__HOW TO COMPLETE THIS TASK__:
Among the records below, count the lines where "action" occurs, and report that total alone.

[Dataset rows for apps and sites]
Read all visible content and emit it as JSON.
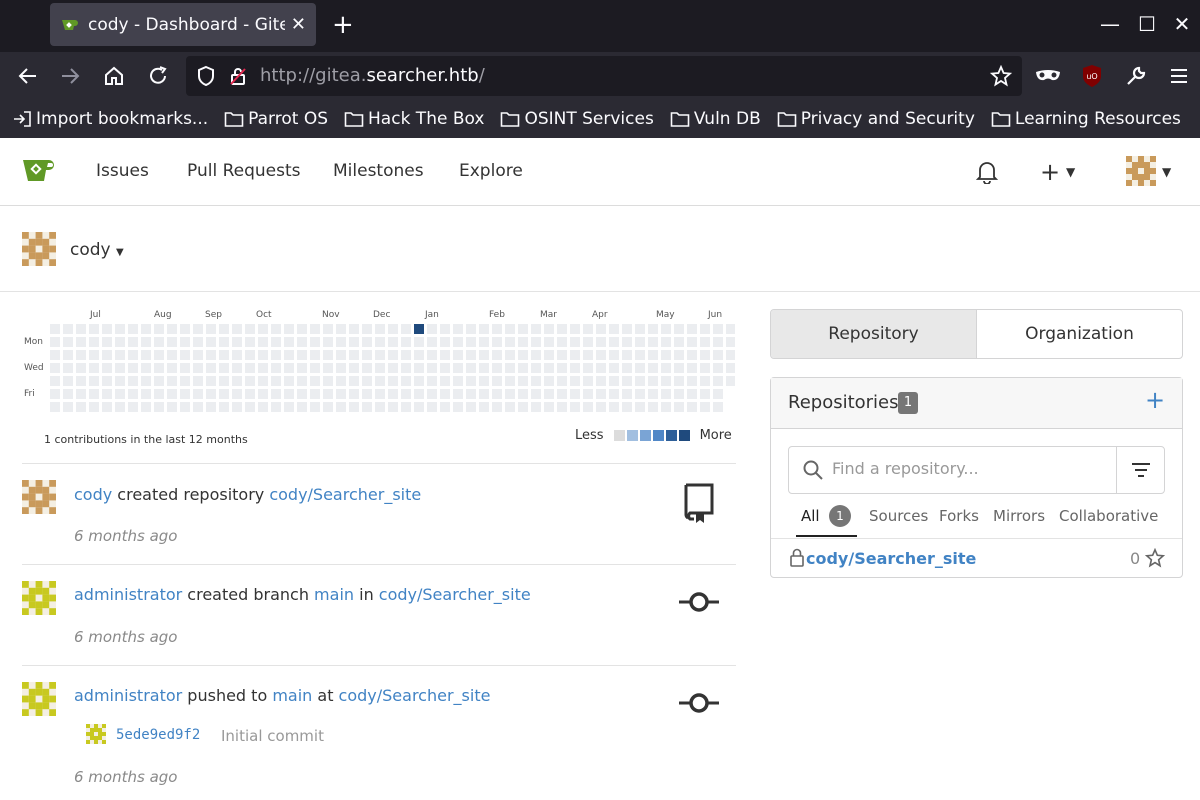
{
  "browser": {
    "tab_title": "cody - Dashboard - Gitea: Git with a cup of tea",
    "url_prefix": "http://gitea.",
    "url_host": "searcher.htb",
    "url_suffix": "/",
    "bookmarks": [
      {
        "label": "Import bookmarks...",
        "icon": "import-icon"
      },
      {
        "label": "Parrot OS",
        "icon": "folder-icon"
      },
      {
        "label": "Hack The Box",
        "icon": "folder-icon"
      },
      {
        "label": "OSINT Services",
        "icon": "folder-icon"
      },
      {
        "label": "Vuln DB",
        "icon": "folder-icon"
      },
      {
        "label": "Privacy and Security",
        "icon": "folder-icon"
      },
      {
        "label": "Learning Resources",
        "icon": "folder-icon"
      }
    ]
  },
  "gitea": {
    "nav": [
      "Issues",
      "Pull Requests",
      "Milestones",
      "Explore"
    ],
    "user": "cody",
    "heatmap": {
      "months": [
        "Jul",
        "Aug",
        "Sep",
        "Oct",
        "Nov",
        "Dec",
        "Jan",
        "Feb",
        "Mar",
        "Apr",
        "May",
        "Jun"
      ],
      "days": [
        "Mon",
        "Wed",
        "Fri"
      ],
      "summary": "1 contributions in the last 12 months",
      "legend_less": "Less",
      "legend_more": "More",
      "legend_colors": [
        "#dcdcdc",
        "#a2bfe0",
        "#7aa4d5",
        "#5087c7",
        "#2e5f99",
        "#1f4a7d"
      ],
      "active_week": 28,
      "active_day": 0
    },
    "feed": [
      {
        "actor": "cody",
        "action": " created repository ",
        "target": "cody/Searcher_site",
        "time": "6 months ago"
      },
      {
        "actor": "administrator",
        "action": " created branch ",
        "branch": "main",
        "mid": " in ",
        "target": "cody/Searcher_site",
        "time": "6 months ago"
      },
      {
        "actor": "administrator",
        "action": " pushed to ",
        "branch": "main",
        "mid": " at ",
        "target": "cody/Searcher_site",
        "commit_hash": "5ede9ed9f2",
        "commit_msg": "Initial commit",
        "time": "6 months ago"
      }
    ],
    "panel": {
      "tabs": [
        "Repository",
        "Organization"
      ],
      "repos_title": "Repositories",
      "repos_count": "1",
      "search_placeholder": "Find a repository...",
      "filters": [
        "All",
        "Sources",
        "Forks",
        "Mirrors",
        "Collaborative"
      ],
      "all_count": "1",
      "repo_name": "cody/Searcher_site",
      "repo_stars": "0"
    }
  }
}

__ANSWER AREA__:
3